and Submitted March 7, 2018 Pasadena, California
Amended September 14, 2018
from the United States District Court for the Southern
District of California D.C. No. 3:16-cr-01116-BEN-1 Roger T.
Benitez, Senior District Judge, Presiding
Whitney Z. Bernstein (argued), Federal Defenders of San Diego
Inc., San Diego, California, for Defendant-Appellant.
Ries Fox (argued), Assistant United States Attorney; Helen H.
Hong, Chief, Appellate Section; United States Attorney's
Office, San Diego, California; for Plaintiff-Appellee.
Before: Ronald M. Gould and Mary H. Murguia, Circuit Judges,
and Dana L. Christensen, [*] Chief District Judge.
AND AMENDED OPINION
panel filed an Order amending its August 2, 2018 Opinion, and
an Amended Opinion reversing a conviction for unlawful
re-entry into the United States in violation of 8 U.S.C.
panel held that the defendant's 2008 and 2011 removals
were fundamentally unfair, and neither can serve as a
predicate removal for purposes of § 1326.
panel held that because the defendant was ordered removed
in absentia, but did not receive notice of either
his in absentia removal hearing or of his ability to
file a motion to reopen such proceedings, he has satisfied
the exhaustion and deprivation-of-judicial-review
requirements for bringing a collateral attack on the validity
of that removal, which was based on a prior conviction for
California domestic violence battery. The panel also held
that because circuit precedent at the time of the 2008
removal hearing established that California battery was not a
categorical crime of violence, it was error to remove the
defendant for a crime of domestic violence under Section
237(a)(2)(E)(i) of the Immigration and Nationality Act based
on his California battery conviction.
panel held that the due process defects in the 2008 removal
proceeding infected the defendant's 2011 expedited
removal for presenting invalid entry documents. The panel
wrote that a person should not be stripped of the important
legal entitlements that come with lawful permanent resident
status – including protection against expedited removal
– through a legally erroneous decision that he or she
had no meaningful opportunity to contest. The panel rejected
the government's contention that the defendant was not

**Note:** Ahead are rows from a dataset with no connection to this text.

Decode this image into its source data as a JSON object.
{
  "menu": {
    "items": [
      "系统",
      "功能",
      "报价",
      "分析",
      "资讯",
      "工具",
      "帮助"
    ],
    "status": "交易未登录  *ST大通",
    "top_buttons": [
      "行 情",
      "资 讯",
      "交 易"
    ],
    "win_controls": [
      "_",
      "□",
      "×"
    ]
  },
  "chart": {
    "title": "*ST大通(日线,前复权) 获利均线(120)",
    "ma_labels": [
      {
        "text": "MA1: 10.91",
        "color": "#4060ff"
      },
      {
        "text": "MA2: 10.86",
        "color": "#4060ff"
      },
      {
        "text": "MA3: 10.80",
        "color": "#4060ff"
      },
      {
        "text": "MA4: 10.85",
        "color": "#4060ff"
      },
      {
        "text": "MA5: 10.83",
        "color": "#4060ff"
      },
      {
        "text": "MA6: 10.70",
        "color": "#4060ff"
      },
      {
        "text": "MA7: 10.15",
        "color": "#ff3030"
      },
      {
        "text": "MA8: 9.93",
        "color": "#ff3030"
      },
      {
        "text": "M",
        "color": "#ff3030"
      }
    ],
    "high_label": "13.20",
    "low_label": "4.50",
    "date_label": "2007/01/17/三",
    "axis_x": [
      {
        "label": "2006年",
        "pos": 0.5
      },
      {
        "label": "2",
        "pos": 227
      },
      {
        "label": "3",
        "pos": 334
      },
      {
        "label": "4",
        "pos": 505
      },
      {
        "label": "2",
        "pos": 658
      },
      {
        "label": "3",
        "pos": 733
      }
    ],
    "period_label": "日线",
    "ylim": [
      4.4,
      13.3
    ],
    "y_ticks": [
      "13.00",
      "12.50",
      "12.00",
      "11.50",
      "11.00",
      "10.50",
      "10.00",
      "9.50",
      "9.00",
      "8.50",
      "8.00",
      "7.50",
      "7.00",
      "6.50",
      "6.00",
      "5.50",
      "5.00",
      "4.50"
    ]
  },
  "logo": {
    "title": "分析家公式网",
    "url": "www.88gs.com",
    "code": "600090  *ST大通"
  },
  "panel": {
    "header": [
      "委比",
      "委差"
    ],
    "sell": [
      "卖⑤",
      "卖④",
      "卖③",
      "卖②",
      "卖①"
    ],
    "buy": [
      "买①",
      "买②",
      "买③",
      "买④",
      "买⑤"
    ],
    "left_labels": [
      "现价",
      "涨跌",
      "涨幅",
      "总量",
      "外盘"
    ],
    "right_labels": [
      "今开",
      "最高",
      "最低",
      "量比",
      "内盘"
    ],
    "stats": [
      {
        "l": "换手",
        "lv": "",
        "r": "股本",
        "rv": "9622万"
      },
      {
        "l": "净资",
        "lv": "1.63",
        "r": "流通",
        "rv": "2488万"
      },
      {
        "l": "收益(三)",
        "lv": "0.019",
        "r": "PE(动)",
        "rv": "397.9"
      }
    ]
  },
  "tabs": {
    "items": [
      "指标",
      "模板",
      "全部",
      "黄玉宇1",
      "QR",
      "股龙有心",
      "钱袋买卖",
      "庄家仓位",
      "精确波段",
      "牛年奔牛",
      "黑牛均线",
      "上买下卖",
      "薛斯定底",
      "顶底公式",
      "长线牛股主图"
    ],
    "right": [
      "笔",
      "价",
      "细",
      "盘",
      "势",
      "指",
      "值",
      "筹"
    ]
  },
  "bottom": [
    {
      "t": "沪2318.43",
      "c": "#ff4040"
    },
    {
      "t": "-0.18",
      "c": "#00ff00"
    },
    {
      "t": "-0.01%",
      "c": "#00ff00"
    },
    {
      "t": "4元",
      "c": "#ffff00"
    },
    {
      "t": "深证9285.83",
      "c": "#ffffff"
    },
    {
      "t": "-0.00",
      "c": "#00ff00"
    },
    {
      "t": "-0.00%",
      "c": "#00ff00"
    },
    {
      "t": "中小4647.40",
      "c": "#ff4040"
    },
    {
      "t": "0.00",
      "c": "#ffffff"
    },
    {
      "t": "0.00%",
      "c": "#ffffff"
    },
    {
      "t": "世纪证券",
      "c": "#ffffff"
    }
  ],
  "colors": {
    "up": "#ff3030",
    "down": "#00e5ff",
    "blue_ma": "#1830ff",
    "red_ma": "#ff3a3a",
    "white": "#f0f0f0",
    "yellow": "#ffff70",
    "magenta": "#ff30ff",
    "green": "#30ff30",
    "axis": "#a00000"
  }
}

prejudiced. The panel explained that if the defendant was
still a lawful permanent resident, his entry documents were
not invalid, and even if the government might have been able
to remove him on other grounds through a formal removal
proceeding, his removal on illegitimate grounds is enough to
opinion filed on August 2, 2018 and published at 898 F.3d 948